Activity
Work through the data below and copy out every line where "JSON" is found.

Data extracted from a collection
########################################

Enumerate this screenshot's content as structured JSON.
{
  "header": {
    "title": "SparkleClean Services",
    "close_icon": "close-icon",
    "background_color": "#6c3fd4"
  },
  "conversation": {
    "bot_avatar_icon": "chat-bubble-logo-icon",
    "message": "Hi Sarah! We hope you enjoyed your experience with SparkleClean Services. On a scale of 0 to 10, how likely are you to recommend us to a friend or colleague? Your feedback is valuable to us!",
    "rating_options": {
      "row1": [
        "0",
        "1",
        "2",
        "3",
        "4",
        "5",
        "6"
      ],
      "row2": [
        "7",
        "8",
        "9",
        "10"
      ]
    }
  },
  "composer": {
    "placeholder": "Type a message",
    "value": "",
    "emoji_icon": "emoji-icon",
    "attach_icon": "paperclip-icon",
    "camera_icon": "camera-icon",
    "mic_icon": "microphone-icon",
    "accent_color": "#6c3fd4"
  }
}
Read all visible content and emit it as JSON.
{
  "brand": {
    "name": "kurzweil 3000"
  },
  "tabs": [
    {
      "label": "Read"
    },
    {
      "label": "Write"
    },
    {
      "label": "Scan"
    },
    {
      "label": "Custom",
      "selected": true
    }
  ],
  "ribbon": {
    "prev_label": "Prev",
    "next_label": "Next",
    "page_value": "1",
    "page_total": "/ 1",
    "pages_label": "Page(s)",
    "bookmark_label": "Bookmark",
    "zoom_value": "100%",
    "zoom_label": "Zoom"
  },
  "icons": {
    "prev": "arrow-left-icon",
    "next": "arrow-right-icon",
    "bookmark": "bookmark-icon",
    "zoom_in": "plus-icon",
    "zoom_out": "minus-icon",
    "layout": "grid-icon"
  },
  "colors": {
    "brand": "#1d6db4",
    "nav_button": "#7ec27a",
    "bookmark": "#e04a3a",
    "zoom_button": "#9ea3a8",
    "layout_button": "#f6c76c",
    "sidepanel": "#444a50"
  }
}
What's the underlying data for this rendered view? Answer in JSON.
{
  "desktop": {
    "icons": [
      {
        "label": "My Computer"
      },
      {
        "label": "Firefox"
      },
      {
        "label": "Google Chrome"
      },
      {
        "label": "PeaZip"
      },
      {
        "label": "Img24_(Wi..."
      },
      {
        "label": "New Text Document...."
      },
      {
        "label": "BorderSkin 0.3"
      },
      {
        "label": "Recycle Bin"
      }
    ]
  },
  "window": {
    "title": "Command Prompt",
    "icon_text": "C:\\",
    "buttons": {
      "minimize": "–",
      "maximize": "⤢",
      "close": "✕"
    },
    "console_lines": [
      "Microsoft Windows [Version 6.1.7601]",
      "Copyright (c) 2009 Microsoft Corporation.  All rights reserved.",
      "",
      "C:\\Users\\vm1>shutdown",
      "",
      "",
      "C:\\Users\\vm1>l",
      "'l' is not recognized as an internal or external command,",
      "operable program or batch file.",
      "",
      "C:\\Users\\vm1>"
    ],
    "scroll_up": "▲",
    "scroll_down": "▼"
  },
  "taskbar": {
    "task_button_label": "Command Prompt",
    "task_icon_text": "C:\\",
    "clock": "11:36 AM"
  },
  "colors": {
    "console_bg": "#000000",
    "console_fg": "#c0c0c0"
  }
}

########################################

Response to the task
Enumerate this screenshot's content as structured JSON.
Read all visible content and emit it as JSON.
What's the underlying data for this rendered view? Answer in JSON.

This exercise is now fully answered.